Deathtrap - Feb. 26, 1978, by Ira Levin

Sidney Bruhl is a famous playwright who is known for his thrillers. The play starts with him suffering writer's block after a series of flops at Broadway. His supporting wife, Myra, tries to help him out of this depression, but an aspiring playwright, Clifford Anderson, sends a play, Deathtrap, to Sidney that is ... well, almost perfect. "A gifted director couldn't even hurt it."

Sidney along with his wife, who suffers from a weak heart, cook up a plot to invite young Clifford to visit them, murder him, and steal his play. Nosey psychic investigator Helga TenDorp moves in next door, however, and immediately picks up trouble. The story zigs and zags, hilarity ensues.

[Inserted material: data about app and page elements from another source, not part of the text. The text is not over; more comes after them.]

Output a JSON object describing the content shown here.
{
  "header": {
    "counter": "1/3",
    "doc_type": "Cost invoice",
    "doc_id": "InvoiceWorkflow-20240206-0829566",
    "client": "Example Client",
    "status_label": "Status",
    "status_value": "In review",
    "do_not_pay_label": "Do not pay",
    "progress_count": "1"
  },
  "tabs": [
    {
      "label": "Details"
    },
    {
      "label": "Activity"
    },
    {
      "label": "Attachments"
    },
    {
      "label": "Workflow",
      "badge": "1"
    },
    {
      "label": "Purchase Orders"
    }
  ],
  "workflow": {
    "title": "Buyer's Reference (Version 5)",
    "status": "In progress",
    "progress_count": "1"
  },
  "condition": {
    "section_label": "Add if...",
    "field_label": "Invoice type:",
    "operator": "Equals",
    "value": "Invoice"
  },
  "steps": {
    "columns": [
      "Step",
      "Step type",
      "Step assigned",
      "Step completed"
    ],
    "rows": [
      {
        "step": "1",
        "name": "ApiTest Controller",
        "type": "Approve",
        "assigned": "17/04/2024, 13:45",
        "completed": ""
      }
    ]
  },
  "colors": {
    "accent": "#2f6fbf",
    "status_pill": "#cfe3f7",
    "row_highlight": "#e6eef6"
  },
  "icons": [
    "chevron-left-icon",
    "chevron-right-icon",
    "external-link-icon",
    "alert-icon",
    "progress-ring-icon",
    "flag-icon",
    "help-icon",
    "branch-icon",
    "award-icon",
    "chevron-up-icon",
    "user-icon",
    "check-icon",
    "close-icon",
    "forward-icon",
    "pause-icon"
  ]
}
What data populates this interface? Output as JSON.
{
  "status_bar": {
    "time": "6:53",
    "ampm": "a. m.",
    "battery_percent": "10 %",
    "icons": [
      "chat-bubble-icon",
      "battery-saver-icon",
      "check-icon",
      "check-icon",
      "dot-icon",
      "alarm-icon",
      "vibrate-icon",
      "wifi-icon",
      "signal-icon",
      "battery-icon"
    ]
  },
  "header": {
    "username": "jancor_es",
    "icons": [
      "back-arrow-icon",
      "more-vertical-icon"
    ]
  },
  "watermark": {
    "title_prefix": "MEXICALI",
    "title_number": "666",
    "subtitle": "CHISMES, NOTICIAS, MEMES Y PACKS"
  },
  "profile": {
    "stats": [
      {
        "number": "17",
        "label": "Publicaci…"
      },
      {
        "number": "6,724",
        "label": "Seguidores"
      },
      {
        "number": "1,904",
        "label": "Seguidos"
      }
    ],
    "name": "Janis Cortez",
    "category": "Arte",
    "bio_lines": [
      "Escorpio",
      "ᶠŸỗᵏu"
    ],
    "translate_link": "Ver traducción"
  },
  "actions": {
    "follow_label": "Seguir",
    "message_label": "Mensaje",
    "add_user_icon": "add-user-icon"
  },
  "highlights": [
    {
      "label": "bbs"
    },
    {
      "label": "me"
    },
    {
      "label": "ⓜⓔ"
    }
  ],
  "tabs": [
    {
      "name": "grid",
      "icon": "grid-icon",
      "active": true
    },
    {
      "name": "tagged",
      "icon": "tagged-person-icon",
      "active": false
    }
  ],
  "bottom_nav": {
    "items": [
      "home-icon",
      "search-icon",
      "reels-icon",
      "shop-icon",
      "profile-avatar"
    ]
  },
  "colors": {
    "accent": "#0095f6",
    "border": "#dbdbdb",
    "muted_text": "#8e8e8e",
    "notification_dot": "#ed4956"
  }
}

Deathtrap constantly refers to itself through Clifford's play, and it also talks about other plays, playwriting, and is just a huge in-joke from beginning to end. But it's so well written that everything works. There are only five characters, all the action takes place on one set, it's a very cheap play to produce. This play is a thriller, it practically defines the genre.

Deathtrap was also made into a movie in 1982, directed by Sidney Lumet, and starring Michael Caine and Christopher Reeve. The movie version is pretty faithful to the play, but loses a little of the energy due to different expectations from a movie. However the performances by the leads are wonderful, and it's well worth seeing.